• Work request: Copy each line that contains the string "thumbnail", taking them from the material.

• The input:
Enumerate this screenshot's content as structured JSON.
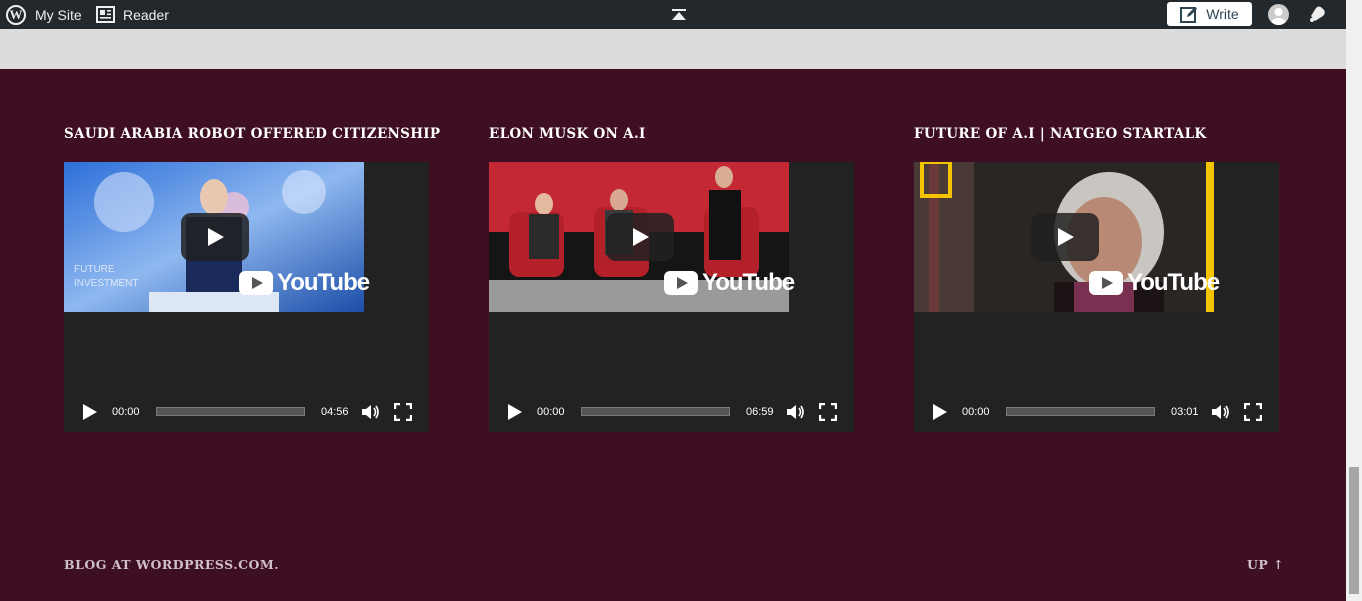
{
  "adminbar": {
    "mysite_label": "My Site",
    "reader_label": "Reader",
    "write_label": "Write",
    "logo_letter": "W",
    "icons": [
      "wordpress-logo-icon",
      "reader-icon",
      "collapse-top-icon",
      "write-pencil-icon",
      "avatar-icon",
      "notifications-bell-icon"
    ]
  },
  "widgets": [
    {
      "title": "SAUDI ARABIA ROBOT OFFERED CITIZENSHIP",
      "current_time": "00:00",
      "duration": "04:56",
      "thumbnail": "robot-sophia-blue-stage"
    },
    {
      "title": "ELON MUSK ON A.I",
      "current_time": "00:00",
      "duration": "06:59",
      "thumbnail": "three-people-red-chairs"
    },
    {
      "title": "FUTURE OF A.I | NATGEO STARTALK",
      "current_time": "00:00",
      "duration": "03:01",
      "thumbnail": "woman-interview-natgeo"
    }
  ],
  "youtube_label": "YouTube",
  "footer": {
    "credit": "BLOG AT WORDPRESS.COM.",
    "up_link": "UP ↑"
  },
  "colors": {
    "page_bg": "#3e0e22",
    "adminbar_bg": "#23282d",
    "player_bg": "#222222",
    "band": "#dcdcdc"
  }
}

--

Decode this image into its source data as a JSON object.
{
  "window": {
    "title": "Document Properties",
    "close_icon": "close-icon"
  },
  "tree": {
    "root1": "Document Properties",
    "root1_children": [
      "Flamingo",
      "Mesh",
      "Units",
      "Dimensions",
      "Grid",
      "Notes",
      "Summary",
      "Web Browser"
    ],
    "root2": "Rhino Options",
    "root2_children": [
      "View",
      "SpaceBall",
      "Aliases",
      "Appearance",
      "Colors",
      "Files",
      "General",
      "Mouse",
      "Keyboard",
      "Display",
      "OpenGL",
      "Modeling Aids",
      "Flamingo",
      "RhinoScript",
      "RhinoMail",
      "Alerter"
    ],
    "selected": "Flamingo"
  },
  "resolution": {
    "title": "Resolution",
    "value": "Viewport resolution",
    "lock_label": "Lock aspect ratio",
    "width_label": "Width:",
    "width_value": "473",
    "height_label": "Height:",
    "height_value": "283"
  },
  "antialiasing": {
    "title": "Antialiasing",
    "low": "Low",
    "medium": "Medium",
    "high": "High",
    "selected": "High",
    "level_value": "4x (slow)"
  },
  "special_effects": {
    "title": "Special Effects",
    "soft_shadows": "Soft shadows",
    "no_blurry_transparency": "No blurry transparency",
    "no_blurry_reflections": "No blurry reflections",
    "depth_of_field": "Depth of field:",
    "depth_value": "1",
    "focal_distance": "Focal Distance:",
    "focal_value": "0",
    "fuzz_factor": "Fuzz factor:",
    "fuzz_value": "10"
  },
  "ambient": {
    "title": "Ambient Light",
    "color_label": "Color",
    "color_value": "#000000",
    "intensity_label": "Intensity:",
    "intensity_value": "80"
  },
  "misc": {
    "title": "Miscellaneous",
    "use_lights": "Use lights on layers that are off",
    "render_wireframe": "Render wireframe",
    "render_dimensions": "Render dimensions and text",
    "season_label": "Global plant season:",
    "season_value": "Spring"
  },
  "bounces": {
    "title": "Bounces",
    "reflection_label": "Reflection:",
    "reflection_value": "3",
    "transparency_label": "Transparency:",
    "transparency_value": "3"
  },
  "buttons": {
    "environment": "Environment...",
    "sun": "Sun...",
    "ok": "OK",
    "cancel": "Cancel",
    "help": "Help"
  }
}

• Written solution:
      "thumbnail": "robot-sophia-blue-stage"
      "thumbnail": "three-people-red-chairs"
      "thumbnail": "woman-interview-natgeo"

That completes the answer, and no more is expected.